The major bump in the road for so many vendors has been getting permits for serving in a vehicle. Many cities have strict rules about what can and cannot be done inside a vehicle, which can put a damper on serving items that aren’t pre-packaged in a kitchen before the day begins. In recent weeks, several articles have come up on crack downs on food trucks in Chicago. One such article, on food.change.org, said that “Chicago officials claim that these anti-food truck ordinances (no altering food and parking up to 200 feet from a restaurant) exist in order to protect consumers’ health and safety.” However, in Chicago and many other cities, a majority of the squabble has been that restaurant owners worry about having food trucks competition, park right outside their business and taking away customers.
Another obstacle the vehicles face is also due to that wonderful upside mentioned earlier: location. While it’s beneficial to be able to cruise around to customers, being relatively unsheltered from the elements can pose a few problems. Going out in the frigid, frosty mess for lunch can be a little less than inviting which cuts down on customers. In an article in The Washington Post when asked how the cold has affected business, “Operators of four trucks say their sales have dropped by 40 to 50 percent from peak numbers.” That isn’t even taking into account money lost on food, gas, etc. that must be spent on a daily basis to keep the business going and those inside the trucks warm enough to operate.
So far these obstacles haven’t stopped food truck operators from working on fresh and creative ways to keep on going. In Oregon, many mobile businesses are attempting to get licensing to sell alcohol, according to OregonLive.com. The article states that selling brews would give owners of food trucks the chance to “make a living in the increasingly crowded Portland food-cart industry while also attracting customers to neighboring mobile restaurants.” And while not a possibility at the moment, there may even come a day when a restaurant may not only sport wheels, but also wings. Recently an article on Curbed Los Angeles even reported that an architecture class at USC, taught by Jennifer Siegal, challenged students to create the future of the business. Submissions included everything from wings that caught rain water for future use to a donut delivery system that will drive over a car and drop in pastries and coffee.

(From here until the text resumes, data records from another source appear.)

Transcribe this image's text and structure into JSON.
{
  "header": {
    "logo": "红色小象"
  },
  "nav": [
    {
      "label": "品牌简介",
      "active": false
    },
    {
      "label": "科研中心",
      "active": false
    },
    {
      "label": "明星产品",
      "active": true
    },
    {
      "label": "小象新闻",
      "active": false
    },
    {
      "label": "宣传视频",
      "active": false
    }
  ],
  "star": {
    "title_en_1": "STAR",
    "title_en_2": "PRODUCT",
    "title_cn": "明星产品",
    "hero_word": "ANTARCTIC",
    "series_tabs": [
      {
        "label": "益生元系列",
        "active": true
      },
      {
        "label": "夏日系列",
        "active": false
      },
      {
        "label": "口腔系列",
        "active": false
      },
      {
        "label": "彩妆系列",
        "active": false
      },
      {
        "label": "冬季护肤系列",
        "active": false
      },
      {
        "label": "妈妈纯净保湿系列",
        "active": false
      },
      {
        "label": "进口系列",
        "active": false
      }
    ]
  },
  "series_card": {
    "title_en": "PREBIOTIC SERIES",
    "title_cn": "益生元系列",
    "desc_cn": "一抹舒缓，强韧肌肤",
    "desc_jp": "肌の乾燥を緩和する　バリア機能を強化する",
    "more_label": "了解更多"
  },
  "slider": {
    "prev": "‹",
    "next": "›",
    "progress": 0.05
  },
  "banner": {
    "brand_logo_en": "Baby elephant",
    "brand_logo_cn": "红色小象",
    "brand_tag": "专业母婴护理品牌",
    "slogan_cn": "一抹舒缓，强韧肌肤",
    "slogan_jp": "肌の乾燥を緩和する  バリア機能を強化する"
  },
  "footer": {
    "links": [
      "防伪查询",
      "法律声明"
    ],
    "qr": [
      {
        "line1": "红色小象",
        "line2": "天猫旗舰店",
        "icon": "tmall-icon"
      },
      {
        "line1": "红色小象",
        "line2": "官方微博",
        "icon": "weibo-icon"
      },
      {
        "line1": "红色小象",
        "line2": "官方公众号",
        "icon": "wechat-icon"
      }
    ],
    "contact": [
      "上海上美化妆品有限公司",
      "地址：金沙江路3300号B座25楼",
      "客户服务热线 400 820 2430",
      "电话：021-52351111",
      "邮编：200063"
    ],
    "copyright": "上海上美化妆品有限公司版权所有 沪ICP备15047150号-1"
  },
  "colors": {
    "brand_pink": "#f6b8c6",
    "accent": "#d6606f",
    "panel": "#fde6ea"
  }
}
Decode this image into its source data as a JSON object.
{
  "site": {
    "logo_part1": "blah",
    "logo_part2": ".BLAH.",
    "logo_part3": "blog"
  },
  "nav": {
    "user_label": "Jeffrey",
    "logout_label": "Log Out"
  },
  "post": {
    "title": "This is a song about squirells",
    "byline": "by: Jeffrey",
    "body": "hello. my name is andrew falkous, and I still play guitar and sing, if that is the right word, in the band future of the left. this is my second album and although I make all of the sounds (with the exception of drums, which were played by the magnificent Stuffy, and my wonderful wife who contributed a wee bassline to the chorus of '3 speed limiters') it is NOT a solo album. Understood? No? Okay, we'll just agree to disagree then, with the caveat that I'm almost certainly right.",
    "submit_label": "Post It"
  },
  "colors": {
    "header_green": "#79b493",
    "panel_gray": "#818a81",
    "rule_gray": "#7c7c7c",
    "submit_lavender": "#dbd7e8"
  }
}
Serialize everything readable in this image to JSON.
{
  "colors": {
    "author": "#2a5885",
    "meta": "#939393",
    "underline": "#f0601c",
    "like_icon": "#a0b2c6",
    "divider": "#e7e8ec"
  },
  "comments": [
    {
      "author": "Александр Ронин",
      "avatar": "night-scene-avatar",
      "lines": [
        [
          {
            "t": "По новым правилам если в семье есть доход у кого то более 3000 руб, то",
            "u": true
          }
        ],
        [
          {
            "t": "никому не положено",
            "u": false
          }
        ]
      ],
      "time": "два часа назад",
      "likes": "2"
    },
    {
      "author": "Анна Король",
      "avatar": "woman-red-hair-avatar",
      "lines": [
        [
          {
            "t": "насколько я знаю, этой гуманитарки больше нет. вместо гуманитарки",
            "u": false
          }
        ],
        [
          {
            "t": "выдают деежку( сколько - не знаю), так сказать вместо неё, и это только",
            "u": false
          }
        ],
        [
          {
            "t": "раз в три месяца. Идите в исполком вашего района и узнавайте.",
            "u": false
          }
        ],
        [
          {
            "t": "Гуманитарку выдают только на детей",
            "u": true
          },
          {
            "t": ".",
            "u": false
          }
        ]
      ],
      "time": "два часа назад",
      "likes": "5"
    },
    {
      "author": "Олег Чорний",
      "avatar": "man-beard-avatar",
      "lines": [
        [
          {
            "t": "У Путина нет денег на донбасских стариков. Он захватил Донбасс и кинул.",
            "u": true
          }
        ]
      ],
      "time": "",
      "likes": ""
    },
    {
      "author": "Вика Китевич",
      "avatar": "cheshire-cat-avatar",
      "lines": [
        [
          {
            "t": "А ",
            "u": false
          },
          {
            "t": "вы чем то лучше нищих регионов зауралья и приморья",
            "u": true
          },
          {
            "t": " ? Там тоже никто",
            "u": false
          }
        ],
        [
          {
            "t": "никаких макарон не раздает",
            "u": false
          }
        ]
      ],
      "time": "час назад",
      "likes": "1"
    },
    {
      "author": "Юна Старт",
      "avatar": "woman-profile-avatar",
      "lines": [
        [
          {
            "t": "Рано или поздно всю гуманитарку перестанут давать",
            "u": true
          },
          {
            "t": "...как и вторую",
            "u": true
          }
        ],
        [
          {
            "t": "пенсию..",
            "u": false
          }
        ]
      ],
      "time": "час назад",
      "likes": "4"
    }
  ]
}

Until wings can be made small enough to prevent trucks from hitting passersby, before a new super social media site is created and pending any delicious new delicacies, the success of food trucks today and in the future can be summed up with this advice, courtesy of John Ban: “Make sure your product is of very high quality, because the number one reason why our business grew was because our Tacos were made from the best ingredients and meats. This created numerous return customers for us and they spread the word about our Taco Truck. Word of mouth is the strongest form of marketing. People always listen to recommendations from another person, but people don’t always pay attention to commercials or advertisements.”